Daily Bulletin

Daily Bulletin - 21.10.1940, Blaðsíða 3

Daily Bulletin - 21.10.1940, Blaðsíða 3
DAILY BULLETIN 3 search was virtually hopeless. We were drenched to the skin when we gave up and rejoined the convoy. Our detectors had not picked up a trace of the U- boat. We found twenty six survivors from the freighter, but five were missing and pre- sumed killed by the torpedo explosion. (To be concluded to-morrow). Greedy Spaniel “Bitten” Attacking Steak Bone. When a “bone” bites a dog, that’s news. At least Humane Officer Wilfred Goss of Fort Wayne, Indiana, thought so when he was called to the home of Loren Gilmore to rescue the family’s cocker spaniel. In its enthusiasm to attack a steak bone, the spaniel had thrust the whole lower jaw through a hole in the bone and it had caught behind the ani- mal’s teeth. After trying pliers, pincers, and a veterinarian to no avail, the officer took the be- wildered dog to a blacksmith shop, where the bone was removed. Canadian Rifle Regiment Knows No “Attention”. Moving of the British Colum- bia Regiment, Duke of Con- naught’s Own Rifles, from historic Beatty Street Armories to new wartime quarters out- side Vancouver has focused at- tention on some of the unusual customs of the unit. Officers of the regiment wear no lapel medals. They carry green and black whistle cords as a reminder of the uniforms of Englands’ famous old Rifle Brigade. The regiment has no flags, battle honors being re- corded on cap badges. The commands “slope arms” and “fix bayonets” are un- known to men of the British Columbia Regiment. They carry swords, and on command affix them to their long rifles. Nor will the men come to “atten- tion”. To get this stance, a B.C. regiment officer must command his men: “Stand to your front! Rifles!” Hollywood Film Shop. Cary Grant was about to take a bath for Frank Lloyd when a serious expression covered his face. “But they didn’t take baths in Colonial days,” said Grant. The shock of that blasphemy against the cleanliness of the Colonial fathers muted some 100 tongues. That many men and women had been working for hours preparing the bath scene for Frank Lloyd’s production of “The Howards of Virginia.” “I’ve heard rumors,” admitt- ed Lloyd, “that was the case. But we’ll check it.” He called loudly for a man named “Twitchell.” A grayhair- ed fellow came in the run. Twitchell’s business is hunting up trivia. He knows all that can be told of early American customs. “Well,” hedged Twitchell, as the question was put to him, “there’s no use bringing up old scandals, is there?” “Quit stalling,” said Lloyd. “Did they take baths?” “Wed,” said Twitched, “the boys used to head for the near- est river, look carefully to see that there were no ladies around and then dunked themselves al fresco style. I’d say they bathed every month or so, depending on the weather. “There is one encouraging thing,” Twitched said. “The English bathed less often. Some of them thought that excessive bathing — every month or so — was a mark of decadence.” “Maybe there isn’t any proof for bathing in a tub,” said Lloyd, “but Cary takes a bath in this picture, proof or no proof.” Twitched, after entertaining the cast with stories about Co- lonial days, gave one horrified look as Cary prepared to take his historically unauthenticated bath and hastened away to read more books to verify his judg- ment that bath tubs didn’t exist until after the Revolutionary War, although Grant was bath- ing in a wooden wash tub.

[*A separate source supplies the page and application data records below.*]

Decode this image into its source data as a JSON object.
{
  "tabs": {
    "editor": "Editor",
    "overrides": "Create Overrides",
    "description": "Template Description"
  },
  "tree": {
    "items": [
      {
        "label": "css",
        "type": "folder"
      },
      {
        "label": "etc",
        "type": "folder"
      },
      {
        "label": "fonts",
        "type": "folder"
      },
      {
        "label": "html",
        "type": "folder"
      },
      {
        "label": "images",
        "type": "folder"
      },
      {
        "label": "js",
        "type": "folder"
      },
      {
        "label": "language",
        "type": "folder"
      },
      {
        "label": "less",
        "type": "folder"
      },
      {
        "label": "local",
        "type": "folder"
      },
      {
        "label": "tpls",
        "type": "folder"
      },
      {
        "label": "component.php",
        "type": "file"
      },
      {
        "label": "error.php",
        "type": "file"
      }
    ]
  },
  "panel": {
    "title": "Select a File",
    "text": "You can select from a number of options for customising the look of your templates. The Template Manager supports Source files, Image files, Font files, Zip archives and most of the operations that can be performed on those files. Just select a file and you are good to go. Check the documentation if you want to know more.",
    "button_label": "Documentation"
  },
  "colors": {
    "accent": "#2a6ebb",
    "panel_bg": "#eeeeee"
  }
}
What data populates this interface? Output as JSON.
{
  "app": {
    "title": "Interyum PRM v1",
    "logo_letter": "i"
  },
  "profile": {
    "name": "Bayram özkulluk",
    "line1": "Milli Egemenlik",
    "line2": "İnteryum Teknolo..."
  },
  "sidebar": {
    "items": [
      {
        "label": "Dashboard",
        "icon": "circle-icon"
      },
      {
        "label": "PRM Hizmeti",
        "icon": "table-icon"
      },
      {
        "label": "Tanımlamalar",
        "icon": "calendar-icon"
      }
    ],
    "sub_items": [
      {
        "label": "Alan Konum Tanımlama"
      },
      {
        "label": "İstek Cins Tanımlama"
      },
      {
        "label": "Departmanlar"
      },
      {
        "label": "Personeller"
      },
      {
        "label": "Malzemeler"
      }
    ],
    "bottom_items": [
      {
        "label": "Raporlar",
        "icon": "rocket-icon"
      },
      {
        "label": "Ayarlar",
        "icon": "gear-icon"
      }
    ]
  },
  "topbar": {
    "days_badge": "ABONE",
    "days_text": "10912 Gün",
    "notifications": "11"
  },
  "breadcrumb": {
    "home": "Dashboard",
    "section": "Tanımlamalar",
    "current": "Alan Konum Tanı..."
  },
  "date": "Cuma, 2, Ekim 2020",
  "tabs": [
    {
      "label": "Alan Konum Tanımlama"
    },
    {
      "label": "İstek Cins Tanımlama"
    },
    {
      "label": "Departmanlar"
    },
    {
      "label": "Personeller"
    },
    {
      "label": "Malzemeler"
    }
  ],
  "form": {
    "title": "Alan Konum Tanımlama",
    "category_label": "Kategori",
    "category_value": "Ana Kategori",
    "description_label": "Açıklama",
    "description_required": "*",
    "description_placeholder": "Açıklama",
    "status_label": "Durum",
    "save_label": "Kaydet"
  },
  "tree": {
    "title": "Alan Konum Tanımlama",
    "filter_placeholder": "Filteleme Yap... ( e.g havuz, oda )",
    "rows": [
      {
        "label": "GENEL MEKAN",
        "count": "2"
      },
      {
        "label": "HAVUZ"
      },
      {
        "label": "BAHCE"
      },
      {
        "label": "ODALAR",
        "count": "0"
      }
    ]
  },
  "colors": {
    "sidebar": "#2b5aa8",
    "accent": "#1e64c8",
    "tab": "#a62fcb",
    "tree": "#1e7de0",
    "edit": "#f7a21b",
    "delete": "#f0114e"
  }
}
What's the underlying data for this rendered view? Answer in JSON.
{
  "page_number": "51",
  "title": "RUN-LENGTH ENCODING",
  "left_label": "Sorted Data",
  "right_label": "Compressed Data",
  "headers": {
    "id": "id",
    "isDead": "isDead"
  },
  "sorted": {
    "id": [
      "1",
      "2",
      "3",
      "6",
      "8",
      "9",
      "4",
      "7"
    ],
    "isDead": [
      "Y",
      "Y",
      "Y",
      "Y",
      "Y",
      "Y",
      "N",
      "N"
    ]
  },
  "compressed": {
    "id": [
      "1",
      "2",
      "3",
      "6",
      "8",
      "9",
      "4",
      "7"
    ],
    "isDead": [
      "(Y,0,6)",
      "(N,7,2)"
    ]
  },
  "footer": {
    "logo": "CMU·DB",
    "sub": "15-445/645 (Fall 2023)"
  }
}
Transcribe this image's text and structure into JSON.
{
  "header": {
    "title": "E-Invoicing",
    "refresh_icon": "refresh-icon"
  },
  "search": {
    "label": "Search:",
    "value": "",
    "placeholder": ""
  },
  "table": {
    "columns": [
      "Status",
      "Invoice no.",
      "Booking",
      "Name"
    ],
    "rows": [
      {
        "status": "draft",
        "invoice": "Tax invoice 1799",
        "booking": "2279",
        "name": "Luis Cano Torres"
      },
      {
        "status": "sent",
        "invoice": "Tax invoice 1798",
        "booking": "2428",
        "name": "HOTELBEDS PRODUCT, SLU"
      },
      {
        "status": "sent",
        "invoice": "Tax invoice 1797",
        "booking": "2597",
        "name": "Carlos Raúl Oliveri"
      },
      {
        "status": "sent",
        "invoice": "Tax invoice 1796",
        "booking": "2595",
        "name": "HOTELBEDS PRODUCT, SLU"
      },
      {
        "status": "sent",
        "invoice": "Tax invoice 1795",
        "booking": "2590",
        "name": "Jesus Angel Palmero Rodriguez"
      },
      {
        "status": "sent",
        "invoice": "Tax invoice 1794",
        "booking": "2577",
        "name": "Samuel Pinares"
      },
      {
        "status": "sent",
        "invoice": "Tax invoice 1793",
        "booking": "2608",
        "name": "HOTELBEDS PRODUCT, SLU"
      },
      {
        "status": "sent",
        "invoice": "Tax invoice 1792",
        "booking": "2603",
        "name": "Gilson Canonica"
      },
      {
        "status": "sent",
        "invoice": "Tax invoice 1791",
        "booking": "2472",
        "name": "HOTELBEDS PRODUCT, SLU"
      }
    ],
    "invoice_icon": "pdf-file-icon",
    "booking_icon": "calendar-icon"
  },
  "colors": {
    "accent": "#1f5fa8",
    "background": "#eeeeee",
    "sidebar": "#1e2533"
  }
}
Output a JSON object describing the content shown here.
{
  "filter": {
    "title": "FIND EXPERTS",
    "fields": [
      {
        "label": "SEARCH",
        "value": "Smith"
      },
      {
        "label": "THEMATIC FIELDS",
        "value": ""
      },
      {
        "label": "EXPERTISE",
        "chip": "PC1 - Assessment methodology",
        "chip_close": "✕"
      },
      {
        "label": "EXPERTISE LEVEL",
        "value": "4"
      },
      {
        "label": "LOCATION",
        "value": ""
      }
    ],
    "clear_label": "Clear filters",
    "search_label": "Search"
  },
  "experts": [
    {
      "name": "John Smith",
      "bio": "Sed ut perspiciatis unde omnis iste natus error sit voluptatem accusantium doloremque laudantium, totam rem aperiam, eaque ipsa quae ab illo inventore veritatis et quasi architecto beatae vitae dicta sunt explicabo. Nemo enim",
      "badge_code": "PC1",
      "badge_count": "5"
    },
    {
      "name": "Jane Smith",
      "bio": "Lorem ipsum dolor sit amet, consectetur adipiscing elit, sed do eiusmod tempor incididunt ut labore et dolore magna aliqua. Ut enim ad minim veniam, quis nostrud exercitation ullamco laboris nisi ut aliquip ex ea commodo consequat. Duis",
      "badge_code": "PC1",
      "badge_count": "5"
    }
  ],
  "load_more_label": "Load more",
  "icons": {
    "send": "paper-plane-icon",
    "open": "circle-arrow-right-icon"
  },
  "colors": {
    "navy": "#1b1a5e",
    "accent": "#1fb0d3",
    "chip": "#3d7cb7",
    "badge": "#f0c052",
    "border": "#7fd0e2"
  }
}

Daily Bulletin

Beinir tenglar

Ef þú vilt tengja á þennan titil, vinsamlegast notaðu þessa tengla:

Tengja á þennan titil: Daily Bulletin

Tengja á þetta tölublað:

Tengja á þessa síðu:

Tengja á þessa grein:

Vinsamlegast ekki tengja beint á myndir eða PDF skjöl á Tímarit.is þar sem slíkar slóðir geta breyst án fyrirvara. Notið slóðirnar hér fyrir ofan til að tengja á vefinn.